*PROMPT*. The string "count" appears in some lines of the data. Report how many, with no other words.

*DATA RECORDS*.
◆ ◆ ◆ ◆

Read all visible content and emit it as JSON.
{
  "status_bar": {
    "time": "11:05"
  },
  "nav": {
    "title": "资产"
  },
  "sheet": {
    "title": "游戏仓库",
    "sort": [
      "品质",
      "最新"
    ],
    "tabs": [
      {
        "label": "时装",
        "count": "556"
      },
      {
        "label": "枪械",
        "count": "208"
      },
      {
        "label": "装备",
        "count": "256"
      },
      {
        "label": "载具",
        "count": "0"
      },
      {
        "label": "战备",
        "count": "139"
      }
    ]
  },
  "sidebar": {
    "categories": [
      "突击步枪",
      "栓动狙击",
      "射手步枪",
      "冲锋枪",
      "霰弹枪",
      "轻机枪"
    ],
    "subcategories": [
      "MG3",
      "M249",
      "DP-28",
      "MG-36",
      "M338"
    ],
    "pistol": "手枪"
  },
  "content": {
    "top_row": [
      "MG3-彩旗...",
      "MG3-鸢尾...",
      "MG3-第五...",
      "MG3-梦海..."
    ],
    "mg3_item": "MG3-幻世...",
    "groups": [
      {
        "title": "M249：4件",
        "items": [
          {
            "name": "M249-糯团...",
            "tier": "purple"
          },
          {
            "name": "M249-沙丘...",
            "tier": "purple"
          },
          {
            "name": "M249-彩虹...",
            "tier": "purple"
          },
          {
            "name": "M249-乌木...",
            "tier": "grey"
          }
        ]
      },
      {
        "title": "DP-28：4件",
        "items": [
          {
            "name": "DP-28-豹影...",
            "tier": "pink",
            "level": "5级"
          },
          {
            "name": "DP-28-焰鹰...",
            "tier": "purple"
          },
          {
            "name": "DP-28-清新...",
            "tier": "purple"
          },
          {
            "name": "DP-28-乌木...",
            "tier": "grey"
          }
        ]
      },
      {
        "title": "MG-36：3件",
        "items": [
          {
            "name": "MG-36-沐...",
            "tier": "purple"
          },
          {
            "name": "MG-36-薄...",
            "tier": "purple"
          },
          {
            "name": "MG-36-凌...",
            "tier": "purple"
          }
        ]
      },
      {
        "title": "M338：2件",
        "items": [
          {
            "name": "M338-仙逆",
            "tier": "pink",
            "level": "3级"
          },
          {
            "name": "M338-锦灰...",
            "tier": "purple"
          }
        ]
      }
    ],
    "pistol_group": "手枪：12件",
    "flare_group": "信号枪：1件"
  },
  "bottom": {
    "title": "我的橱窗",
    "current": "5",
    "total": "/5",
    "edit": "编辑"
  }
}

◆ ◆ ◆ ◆

*EXERCISE RESPONSE*. 5